Likewise, Danny Welbeck seems to have suffered an odd fate. It’s a truism that the longer a player stays injured, the better he becomes. In Danny’s case, he seems to have become a worse player by the week. I must admit that Danny’s form last season was a source of some disappointment to me. In Welbeck I think you see someone who can be the centre forward we want. He certainly has the physique, the pace and the willingness to work for his team. What he lacks is a bit of composure and killer instinct. However, is it that much of a leap to think that he could not be developed into a killing machine?
I don’t know, maybe it is. However, we won’t know until we’ve given him a chance to try.

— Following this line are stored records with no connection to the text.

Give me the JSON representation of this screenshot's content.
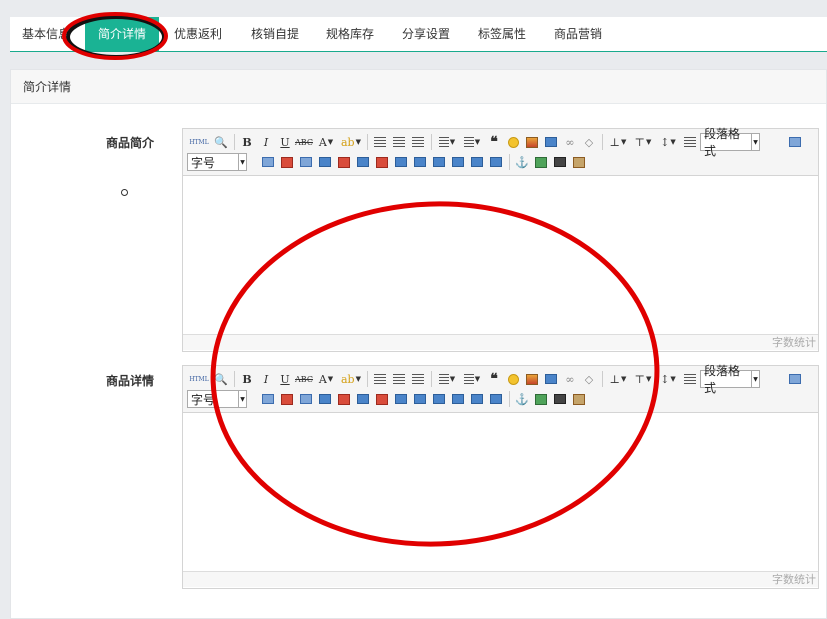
{
  "tabs": [
    {
      "label": "基本信息",
      "active": false
    },
    {
      "label": "简介详情",
      "active": true
    },
    {
      "label": "优惠返利",
      "active": false
    },
    {
      "label": "核销自提",
      "active": false
    },
    {
      "label": "规格库存",
      "active": false
    },
    {
      "label": "分享设置",
      "active": false
    },
    {
      "label": "标签属性",
      "active": false
    },
    {
      "label": "商品营销",
      "active": false
    }
  ],
  "panel": {
    "title": "简介详情"
  },
  "fields": {
    "intro_label": "商品简介",
    "detail_label": "商品详情"
  },
  "editor": {
    "html_label": "HTML",
    "paragraph_format": "段落格式",
    "font_size": "字号",
    "word_count": "字数统计"
  },
  "colors": {
    "accent": "#1ab394",
    "annotation": "#e00000"
  },
  "icons": [
    "html-icon",
    "preview-icon",
    "bold-icon",
    "italic-icon",
    "underline-icon",
    "strikethrough-icon",
    "font-color-icon",
    "highlight-icon",
    "align-left-icon",
    "align-center-icon",
    "align-right-icon",
    "ordered-list-icon",
    "unordered-list-icon",
    "blockquote-icon",
    "emoji-icon",
    "image-icon",
    "video-icon",
    "link-icon",
    "eraser-icon",
    "row-spacing-top-icon",
    "row-spacing-bottom-icon",
    "line-height-icon",
    "format-match-icon",
    "fullscreen-icon"
  ]
}
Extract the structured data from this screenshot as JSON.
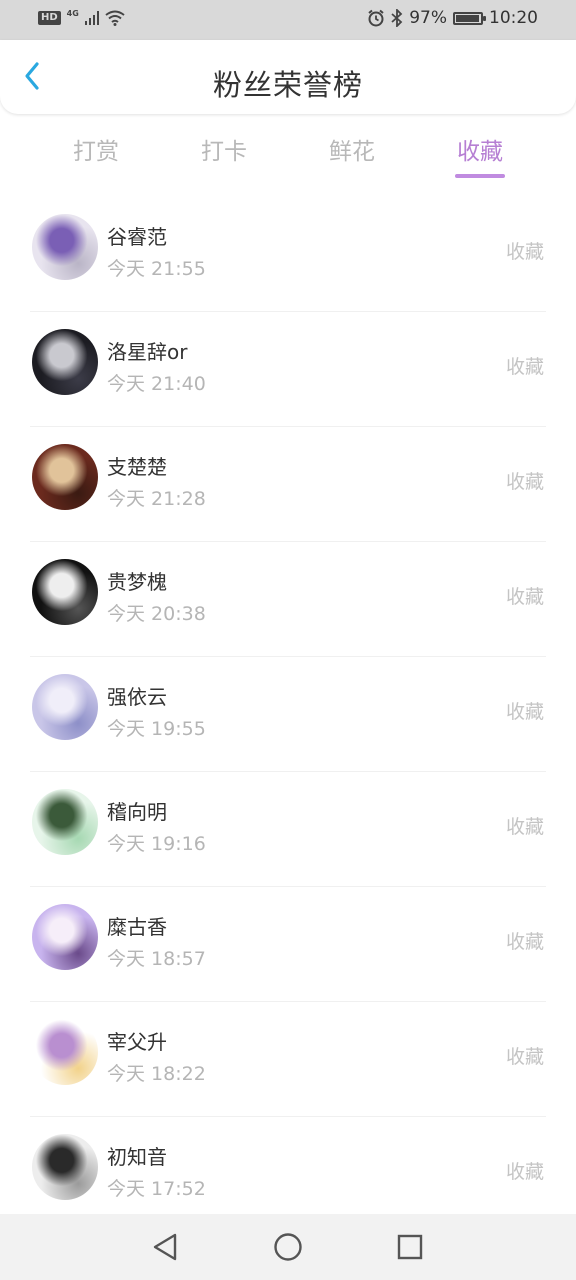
{
  "status_bar": {
    "hd": "HD",
    "network": "4G",
    "battery_percent": "97%",
    "battery_level": 0.97,
    "time": "10:20"
  },
  "header": {
    "title": "粉丝荣誉榜",
    "back_icon": "chevron-left-icon"
  },
  "tabs": [
    {
      "label": "打赏",
      "active": false
    },
    {
      "label": "打卡",
      "active": false
    },
    {
      "label": "鲜花",
      "active": false
    },
    {
      "label": "收藏",
      "active": true
    }
  ],
  "colors": {
    "accent": "#b67fd3",
    "back_icon": "#2aa8e0",
    "muted_text": "#b5b5b5"
  },
  "fans": [
    {
      "name": "谷睿范",
      "time": "今天 21:55",
      "action": "收藏",
      "avatar_colors": [
        "#e8e4ef",
        "#7a5fb5",
        "#b9b4c6"
      ]
    },
    {
      "name": "洛星辞or",
      "time": "今天 21:40",
      "action": "收藏",
      "avatar_colors": [
        "#1c1c22",
        "#c9c9cf",
        "#3c3c48"
      ]
    },
    {
      "name": "支楚楚",
      "time": "今天 21:28",
      "action": "收藏",
      "avatar_colors": [
        "#6b2a1e",
        "#e1c39a",
        "#3a1a12"
      ]
    },
    {
      "name": "贵梦槐",
      "time": "今天 20:38",
      "action": "收藏",
      "avatar_colors": [
        "#111111",
        "#eeeeee",
        "#555555"
      ]
    },
    {
      "name": "强依云",
      "time": "今天 19:55",
      "action": "收藏",
      "avatar_colors": [
        "#c9c6e8",
        "#f0eef9",
        "#8d8fc8"
      ]
    },
    {
      "name": "稽向明",
      "time": "今天 19:16",
      "action": "收藏",
      "avatar_colors": [
        "#e7f5ea",
        "#3b5a3a",
        "#a6d8b2"
      ]
    },
    {
      "name": "糜古香",
      "time": "今天 18:57",
      "action": "收藏",
      "avatar_colors": [
        "#c8b4ee",
        "#f6eef9",
        "#6a4a8a"
      ]
    },
    {
      "name": "宰父升",
      "time": "今天 18:22",
      "action": "收藏",
      "avatar_colors": [
        "#ffffff",
        "#b98fd0",
        "#f2d28a"
      ]
    },
    {
      "name": "初知音",
      "time": "今天 17:52",
      "action": "收藏",
      "avatar_colors": [
        "#ededed",
        "#2a2a2a",
        "#9a9a9a"
      ]
    }
  ],
  "nav": {
    "back": "nav-back-icon",
    "home": "nav-home-icon",
    "recents": "nav-recents-icon"
  }
}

We forget that we have a manager who has taken the likes of Henry and van Persie to the very top of their chosen profession. He may not do tactics so well, as some might have it, but one thing Arsène is very good at is developing a player. Should we be writing Welbeck and Walcott off at the rehearsal stage? I’m not so sure. Particularly given the paucity of available alternatives.
If you want to be unhappy that we haven’t signed a defensive midfield player, then yes, I can understand that unhappiness, it does feel like an unnecessary gamble. Particularly with only ol’ man Arteta as proper back up to Francis Coquelin, but crying about us not signing a non existent or, more to the point non available, world class striker? Come on…
It seems to me, perhaps this is obvious, that people are particularly stressed by this issue due to our start to the season. I get that, it’s not been the most convincing. Look at it another way. We’ve been crap, pretty much, and yet we have 7 points from 12 and are 5th in the Premier League. How long do you think it will take before Giroud, Alexis and co. start firing on all cylinders?
I don’t think it will take that long at all, so what do you think will happen then?